It's toime for me to leove mi wark,
An' wesh an' dress misel;
Becose, toneet, at th'edge o' dark,
Aw meet wi Rosy Bell.
When leovin' th'lass o' Sunday neet,
Aw took her hont i' mine,
Aw said, aw'd go iv o wur reet,
An' th'weather middlin' fine.
We're rare an' nicely matched, us two;
That's plain enough to see;
For nob'dy could mak' moor ado
Than Rosy does o' me.
We allus meet abeawt one Place,
At th'side o' th'garden wo;
Hoo grins an' laughs all o'er her face,
Aw grin an' laugh an' o !
Her mother looked as shy as owt
Th'first neet aw went i' th'heawse;
Aw dursn't speak, nor cough, nor nowt,
But ceawer't theer like a meawse.
Aw think hoo seed what th'visit meant,
Before aw cooam away;
For, do yo know, th'next time aw went,
Hoo axed mi to mi tay !
An' neaw aw'm just as welcome theer,
As ony lad i' th'teawn;
They allus reach me th'two-arm cheer,
An' tell me t' sit me deawn.
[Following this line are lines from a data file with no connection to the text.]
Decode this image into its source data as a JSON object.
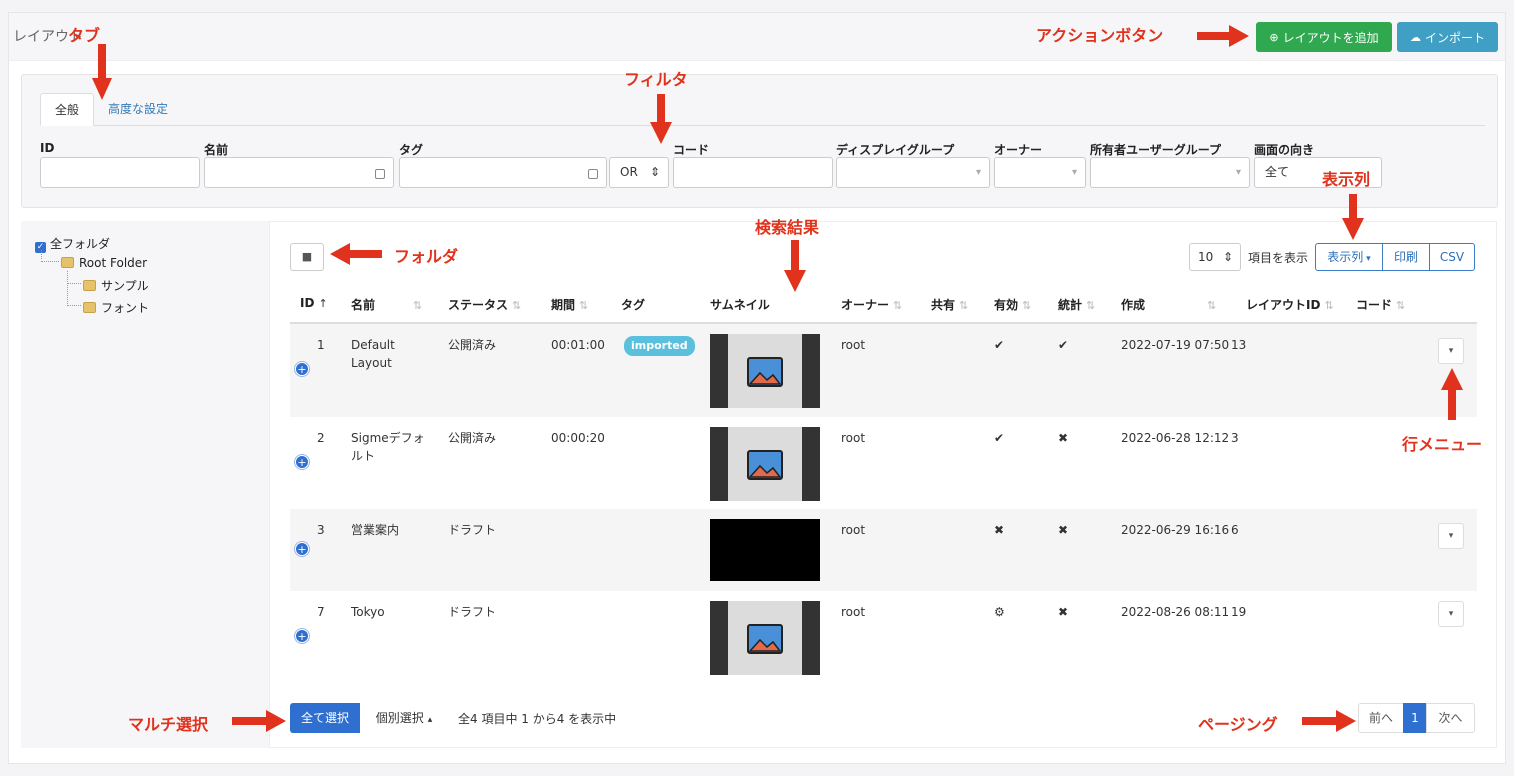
{
  "header": {
    "title": "レイアウト",
    "add_button": "レイアウトを追加",
    "import_button": "インポート"
  },
  "filter": {
    "tabs": [
      "全般",
      "高度な設定"
    ],
    "labels": {
      "id": "ID",
      "name": "名前",
      "tag": "タグ",
      "code": "コード",
      "display_group": "ディスプレイグループ",
      "owner": "オーナー",
      "owner_user_group": "所有者ユーザーグループ",
      "orientation": "画面の向き"
    },
    "tag_operator": "OR",
    "orientation_value": "全て"
  },
  "folder_tree": {
    "root_label": "全フォルダ",
    "items": [
      "Root Folder",
      "サンプル",
      "フォント"
    ]
  },
  "table_tools": {
    "page_length": "10",
    "page_length_label": "項目を表示",
    "columns_button": "表示列",
    "print_button": "印刷",
    "csv_button": "CSV"
  },
  "table": {
    "columns": [
      "ID",
      "名前",
      "ステータス",
      "期間",
      "タグ",
      "サムネイル",
      "オーナー",
      "共有",
      "有効",
      "統計",
      "作成",
      "レイアウトID",
      "コード"
    ],
    "rows": [
      {
        "id": "1",
        "name": "Default Layout",
        "status": "公開済み",
        "duration": "00:01:00",
        "tag": "imported",
        "thumb": "image",
        "owner": "root",
        "enabled": "✔",
        "stats": "✔",
        "created": "2022-07-19 07:50",
        "layout_id": "13"
      },
      {
        "id": "2",
        "name": "Sigmeデフォルト",
        "status": "公開済み",
        "duration": "00:00:20",
        "tag": "",
        "thumb": "image",
        "owner": "root",
        "enabled": "✔",
        "stats": "✖",
        "created": "2022-06-28 12:12",
        "layout_id": "3"
      },
      {
        "id": "3",
        "name": "営業案内",
        "status": "ドラフト",
        "duration": "",
        "tag": "",
        "thumb": "black",
        "owner": "root",
        "enabled": "✖",
        "stats": "✖",
        "created": "2022-06-29 16:16",
        "layout_id": "6"
      },
      {
        "id": "7",
        "name": "Tokyo",
        "status": "ドラフト",
        "duration": "",
        "tag": "",
        "thumb": "image",
        "owner": "root",
        "enabled": "⚙",
        "stats": "✖",
        "created": "2022-08-26 08:11",
        "layout_id": "19"
      }
    ]
  },
  "footer": {
    "select_all": "全て選択",
    "select_each": "個別選択",
    "info": "全4 項目中 1 から4 を表示中",
    "prev": "前へ",
    "page": "1",
    "next": "次へ"
  },
  "annotations": {
    "tab": "タブ",
    "action_buttons": "アクションボタン",
    "filter": "フィルタ",
    "columns": "表示列",
    "search_results": "検索結果",
    "folder": "フォルダ",
    "row_menu": "行メニュー",
    "multi_select": "マルチ選択",
    "paging": "ページング"
  },
  "colors": {
    "accent": "#2f6fcf",
    "add": "#2fa84f",
    "import": "#3f9fc4",
    "annotation": "#e0321c"
  }
}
Th'owd chap's a horse worth twenty peawnd,
Besides a lot o' ceaws;
An' a bit o' rare good pasture greawnd
Wheer th'sheep an' cattle breawse.
Neaw, dunno think aw'm after th'brass,
For aw wouldn't thank for th'spot,
Wi' th'pigs, an' th' ceaws, an' o he has,
Unless aw'd her i' th'lot.
But yonder Rosy comes, aw see,
Hoo's iust shut th'garden gate;
An' neaw hoo's lookin' eawt for me,
So aw musn't let her wait.
Samuel Laycock was born in Marsden West Yorkshire the son of a weaver. He moved to Stalybridge aged 9 and in later life to Blackpool for health reasons, where he died in 1893.